### WORK TASK
Search the records for the word "icon". Copy every line where it appears.

Data items:
= Beginning of Section =
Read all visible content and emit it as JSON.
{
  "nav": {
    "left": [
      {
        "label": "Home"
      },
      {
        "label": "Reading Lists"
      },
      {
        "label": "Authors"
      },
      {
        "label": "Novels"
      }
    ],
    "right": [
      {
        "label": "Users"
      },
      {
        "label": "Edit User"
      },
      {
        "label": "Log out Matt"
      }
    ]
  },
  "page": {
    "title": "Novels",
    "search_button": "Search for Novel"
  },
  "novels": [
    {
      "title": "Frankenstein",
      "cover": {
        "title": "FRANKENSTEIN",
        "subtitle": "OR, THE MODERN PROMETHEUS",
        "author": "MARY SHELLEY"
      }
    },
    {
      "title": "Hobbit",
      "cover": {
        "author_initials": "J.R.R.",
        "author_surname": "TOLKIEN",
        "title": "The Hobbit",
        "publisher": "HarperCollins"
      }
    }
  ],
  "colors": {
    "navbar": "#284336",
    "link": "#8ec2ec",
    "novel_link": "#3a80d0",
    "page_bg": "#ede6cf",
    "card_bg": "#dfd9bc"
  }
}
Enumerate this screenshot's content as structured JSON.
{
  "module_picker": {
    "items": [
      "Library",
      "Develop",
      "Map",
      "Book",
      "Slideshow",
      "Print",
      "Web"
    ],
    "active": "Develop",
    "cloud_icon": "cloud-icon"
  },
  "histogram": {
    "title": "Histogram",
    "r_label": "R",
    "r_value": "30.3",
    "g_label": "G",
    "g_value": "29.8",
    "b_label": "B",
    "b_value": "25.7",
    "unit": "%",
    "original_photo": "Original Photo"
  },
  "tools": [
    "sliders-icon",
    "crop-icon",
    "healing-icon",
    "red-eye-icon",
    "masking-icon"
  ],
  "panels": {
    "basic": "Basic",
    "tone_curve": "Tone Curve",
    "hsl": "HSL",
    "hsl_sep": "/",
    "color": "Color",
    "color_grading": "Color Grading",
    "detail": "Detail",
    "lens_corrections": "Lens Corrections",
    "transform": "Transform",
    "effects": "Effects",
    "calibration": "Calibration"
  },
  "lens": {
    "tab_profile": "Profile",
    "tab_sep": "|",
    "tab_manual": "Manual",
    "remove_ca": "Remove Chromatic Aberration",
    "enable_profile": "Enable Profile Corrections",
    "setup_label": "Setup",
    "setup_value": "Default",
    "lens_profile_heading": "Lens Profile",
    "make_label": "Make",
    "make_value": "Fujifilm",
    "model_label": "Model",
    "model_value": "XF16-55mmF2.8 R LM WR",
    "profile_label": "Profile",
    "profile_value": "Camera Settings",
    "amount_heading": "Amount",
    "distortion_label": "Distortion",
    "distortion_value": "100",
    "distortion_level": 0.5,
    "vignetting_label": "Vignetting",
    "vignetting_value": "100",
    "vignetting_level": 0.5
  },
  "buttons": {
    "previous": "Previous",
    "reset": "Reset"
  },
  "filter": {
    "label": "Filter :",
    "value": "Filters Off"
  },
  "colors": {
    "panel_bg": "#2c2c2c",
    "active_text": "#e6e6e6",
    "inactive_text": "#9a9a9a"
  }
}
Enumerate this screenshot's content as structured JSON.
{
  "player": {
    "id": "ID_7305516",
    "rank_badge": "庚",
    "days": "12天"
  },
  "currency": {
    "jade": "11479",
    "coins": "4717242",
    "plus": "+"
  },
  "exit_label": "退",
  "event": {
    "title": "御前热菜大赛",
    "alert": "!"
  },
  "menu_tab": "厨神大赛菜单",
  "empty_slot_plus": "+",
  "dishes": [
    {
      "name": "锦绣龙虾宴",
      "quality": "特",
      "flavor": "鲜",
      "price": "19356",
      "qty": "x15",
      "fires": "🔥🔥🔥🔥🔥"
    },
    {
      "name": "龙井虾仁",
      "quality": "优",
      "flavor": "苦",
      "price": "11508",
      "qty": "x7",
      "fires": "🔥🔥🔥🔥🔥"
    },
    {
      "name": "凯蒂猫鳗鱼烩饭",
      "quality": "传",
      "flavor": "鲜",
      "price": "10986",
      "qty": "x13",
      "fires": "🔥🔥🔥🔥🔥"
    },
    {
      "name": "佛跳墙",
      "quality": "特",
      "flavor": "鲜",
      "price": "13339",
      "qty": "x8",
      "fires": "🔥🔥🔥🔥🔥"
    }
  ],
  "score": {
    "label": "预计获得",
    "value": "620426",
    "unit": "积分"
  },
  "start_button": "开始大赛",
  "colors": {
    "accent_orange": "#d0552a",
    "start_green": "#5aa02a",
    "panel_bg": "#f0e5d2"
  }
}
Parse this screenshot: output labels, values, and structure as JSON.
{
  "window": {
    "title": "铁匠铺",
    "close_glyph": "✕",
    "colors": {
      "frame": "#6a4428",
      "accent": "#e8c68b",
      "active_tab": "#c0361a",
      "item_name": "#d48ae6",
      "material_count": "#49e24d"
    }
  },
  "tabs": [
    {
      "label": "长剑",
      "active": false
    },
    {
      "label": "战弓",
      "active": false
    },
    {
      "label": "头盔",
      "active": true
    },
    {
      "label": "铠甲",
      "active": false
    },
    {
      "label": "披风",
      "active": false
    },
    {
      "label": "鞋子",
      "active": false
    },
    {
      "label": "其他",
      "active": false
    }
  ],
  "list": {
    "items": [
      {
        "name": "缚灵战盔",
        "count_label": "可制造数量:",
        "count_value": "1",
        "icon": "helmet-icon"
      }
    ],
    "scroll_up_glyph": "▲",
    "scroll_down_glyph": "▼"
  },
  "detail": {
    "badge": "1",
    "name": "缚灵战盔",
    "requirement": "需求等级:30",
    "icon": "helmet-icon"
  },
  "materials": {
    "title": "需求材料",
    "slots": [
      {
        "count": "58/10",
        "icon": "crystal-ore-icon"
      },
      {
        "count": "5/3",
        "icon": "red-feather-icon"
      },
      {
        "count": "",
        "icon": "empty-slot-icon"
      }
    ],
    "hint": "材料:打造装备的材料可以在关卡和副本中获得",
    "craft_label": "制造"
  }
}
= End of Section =
### TASK OUTPUT
    "cloud_icon": "cloud-icon"
    "sliders-icon",
    "crop-icon",
    "healing-icon",
    "red-eye-icon",
    "masking-icon"
        "icon": "helmet-icon"
    "icon": "helmet-icon"
        "icon": "crystal-ore-icon"
        "icon": "red-feather-icon"
        "icon": "empty-slot-icon"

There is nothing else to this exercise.